Sociolinguistic Citizenship

  • Ben Rampton
  • Mel Cooke
  • Sam Holmes


Purpose: This paper introduces Stroud’s ‘Linguistic Citizenship’, a concept committed to democratic participation, to voice, to the heterogeneity of linguistic resources and to the political value of sociolinguistic understanding.

Approach: It first outlines Linguistic Citizenship’s links with the ethnographic sociolinguistics inspired by Hymes, and then turns to language and language education in England. 

Findings: The discourses of language and citizenship currently dominating the UK are very much at odds with Stroud’s conception, but the sociolinguistic citizenship outlined by Stroud is very well suited to the multilingualism of everyday urban life, and it complements a range of relatively small, independently funded educational initiatives promoting similar values. Their efforts are currently constrained by issues of scale and sustainability, although there was a period from the 1960s to the 80s when sociolinguistic citizenship was addressed within English state schooling.
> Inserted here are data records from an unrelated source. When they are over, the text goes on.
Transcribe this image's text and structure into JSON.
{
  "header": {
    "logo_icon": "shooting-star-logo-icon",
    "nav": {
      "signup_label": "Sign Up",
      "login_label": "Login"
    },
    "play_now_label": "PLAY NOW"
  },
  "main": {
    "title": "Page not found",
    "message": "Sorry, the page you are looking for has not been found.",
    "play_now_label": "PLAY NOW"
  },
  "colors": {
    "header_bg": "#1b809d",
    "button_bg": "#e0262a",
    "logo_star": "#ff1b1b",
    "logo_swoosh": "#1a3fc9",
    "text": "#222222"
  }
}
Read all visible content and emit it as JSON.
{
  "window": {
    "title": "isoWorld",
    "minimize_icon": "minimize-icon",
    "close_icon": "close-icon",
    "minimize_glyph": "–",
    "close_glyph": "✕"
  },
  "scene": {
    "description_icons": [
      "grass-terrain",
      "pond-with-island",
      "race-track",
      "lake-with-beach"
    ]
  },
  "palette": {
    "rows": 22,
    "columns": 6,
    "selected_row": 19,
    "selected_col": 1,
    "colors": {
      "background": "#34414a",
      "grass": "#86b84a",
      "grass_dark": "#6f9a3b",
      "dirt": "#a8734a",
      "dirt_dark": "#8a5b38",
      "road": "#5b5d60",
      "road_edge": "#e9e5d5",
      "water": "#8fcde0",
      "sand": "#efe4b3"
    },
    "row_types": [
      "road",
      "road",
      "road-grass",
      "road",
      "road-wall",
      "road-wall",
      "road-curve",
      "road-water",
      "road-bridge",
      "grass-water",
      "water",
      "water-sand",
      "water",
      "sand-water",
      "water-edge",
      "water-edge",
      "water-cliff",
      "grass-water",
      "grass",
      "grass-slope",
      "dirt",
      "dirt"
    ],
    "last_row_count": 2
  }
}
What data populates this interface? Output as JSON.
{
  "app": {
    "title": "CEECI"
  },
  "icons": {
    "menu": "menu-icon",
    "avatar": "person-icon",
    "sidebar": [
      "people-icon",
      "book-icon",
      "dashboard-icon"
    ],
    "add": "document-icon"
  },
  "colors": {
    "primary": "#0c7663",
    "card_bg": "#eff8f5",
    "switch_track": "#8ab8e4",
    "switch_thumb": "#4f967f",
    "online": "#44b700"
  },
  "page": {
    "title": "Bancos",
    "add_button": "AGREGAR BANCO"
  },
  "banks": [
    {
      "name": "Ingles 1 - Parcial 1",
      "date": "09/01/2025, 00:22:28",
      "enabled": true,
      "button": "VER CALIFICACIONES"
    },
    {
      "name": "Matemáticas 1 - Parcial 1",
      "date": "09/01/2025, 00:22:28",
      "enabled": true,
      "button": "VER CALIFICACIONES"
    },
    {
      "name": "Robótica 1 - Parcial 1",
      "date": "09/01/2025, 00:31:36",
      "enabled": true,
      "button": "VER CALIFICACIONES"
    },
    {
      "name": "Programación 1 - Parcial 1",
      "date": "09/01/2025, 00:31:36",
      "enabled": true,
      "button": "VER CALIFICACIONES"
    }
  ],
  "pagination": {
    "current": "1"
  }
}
Practical implications: Sociolinguistic citizenship may at present find its most sustainable support in the collaboration between universities and not-for-pro